■ Problem to solve ■
Find the string "this" in the data, then copy every line where it is found.

■ Entries supplied ■

::::::

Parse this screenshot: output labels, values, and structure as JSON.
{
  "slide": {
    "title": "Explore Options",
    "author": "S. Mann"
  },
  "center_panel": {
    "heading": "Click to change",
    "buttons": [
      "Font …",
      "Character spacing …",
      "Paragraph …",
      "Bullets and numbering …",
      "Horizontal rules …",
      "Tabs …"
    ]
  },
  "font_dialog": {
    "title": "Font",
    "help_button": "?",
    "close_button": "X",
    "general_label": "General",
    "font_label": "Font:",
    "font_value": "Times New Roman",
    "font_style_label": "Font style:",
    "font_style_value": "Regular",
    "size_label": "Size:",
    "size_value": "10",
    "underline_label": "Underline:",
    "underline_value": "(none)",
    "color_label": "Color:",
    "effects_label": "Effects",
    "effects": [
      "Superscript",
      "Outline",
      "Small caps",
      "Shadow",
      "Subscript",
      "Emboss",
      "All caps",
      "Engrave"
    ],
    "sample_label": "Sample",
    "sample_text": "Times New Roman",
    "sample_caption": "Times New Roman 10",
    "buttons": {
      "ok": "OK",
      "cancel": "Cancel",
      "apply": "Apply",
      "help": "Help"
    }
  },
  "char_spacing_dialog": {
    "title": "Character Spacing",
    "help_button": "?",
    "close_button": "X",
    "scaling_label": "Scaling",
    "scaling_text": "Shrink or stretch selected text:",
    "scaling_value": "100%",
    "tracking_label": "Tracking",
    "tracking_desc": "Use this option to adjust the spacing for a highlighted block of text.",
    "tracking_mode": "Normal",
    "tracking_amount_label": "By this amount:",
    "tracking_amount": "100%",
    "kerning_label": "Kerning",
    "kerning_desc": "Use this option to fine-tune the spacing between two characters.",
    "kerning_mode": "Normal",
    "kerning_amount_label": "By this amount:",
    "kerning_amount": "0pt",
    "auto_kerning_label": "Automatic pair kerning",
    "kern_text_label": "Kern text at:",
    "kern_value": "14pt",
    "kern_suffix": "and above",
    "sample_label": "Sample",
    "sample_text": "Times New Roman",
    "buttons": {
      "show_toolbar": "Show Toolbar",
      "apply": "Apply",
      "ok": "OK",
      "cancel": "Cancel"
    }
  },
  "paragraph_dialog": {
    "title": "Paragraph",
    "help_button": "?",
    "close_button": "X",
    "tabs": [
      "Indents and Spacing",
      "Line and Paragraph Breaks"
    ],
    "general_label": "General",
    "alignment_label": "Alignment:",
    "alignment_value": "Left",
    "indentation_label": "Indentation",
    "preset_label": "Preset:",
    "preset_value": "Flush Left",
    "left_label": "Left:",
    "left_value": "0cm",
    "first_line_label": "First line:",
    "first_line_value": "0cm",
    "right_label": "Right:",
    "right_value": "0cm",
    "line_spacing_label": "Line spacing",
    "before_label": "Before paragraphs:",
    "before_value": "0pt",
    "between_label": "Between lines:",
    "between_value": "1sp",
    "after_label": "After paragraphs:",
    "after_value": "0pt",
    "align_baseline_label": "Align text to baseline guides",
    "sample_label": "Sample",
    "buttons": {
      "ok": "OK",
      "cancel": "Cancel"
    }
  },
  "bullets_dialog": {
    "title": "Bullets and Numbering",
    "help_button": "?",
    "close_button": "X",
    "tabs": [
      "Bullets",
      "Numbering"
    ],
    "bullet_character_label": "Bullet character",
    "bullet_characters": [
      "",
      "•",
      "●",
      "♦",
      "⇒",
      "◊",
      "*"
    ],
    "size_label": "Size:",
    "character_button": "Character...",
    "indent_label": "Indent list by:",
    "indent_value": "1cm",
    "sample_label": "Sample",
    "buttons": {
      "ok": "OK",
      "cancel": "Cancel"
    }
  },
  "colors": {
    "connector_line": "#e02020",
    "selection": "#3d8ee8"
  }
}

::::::

■ Problem solution ■
Parse this screenshot: output labels, values, and structure as JSON.
    "tracking_desc": "Use this option to adjust the spacing for a highlighted block of text.",
    "tracking_amount_label": "By this amount:",
    "kerning_desc": "Use this option to fine-tune the spacing between two characters.",
    "kerning_amount_label": "By this amount:",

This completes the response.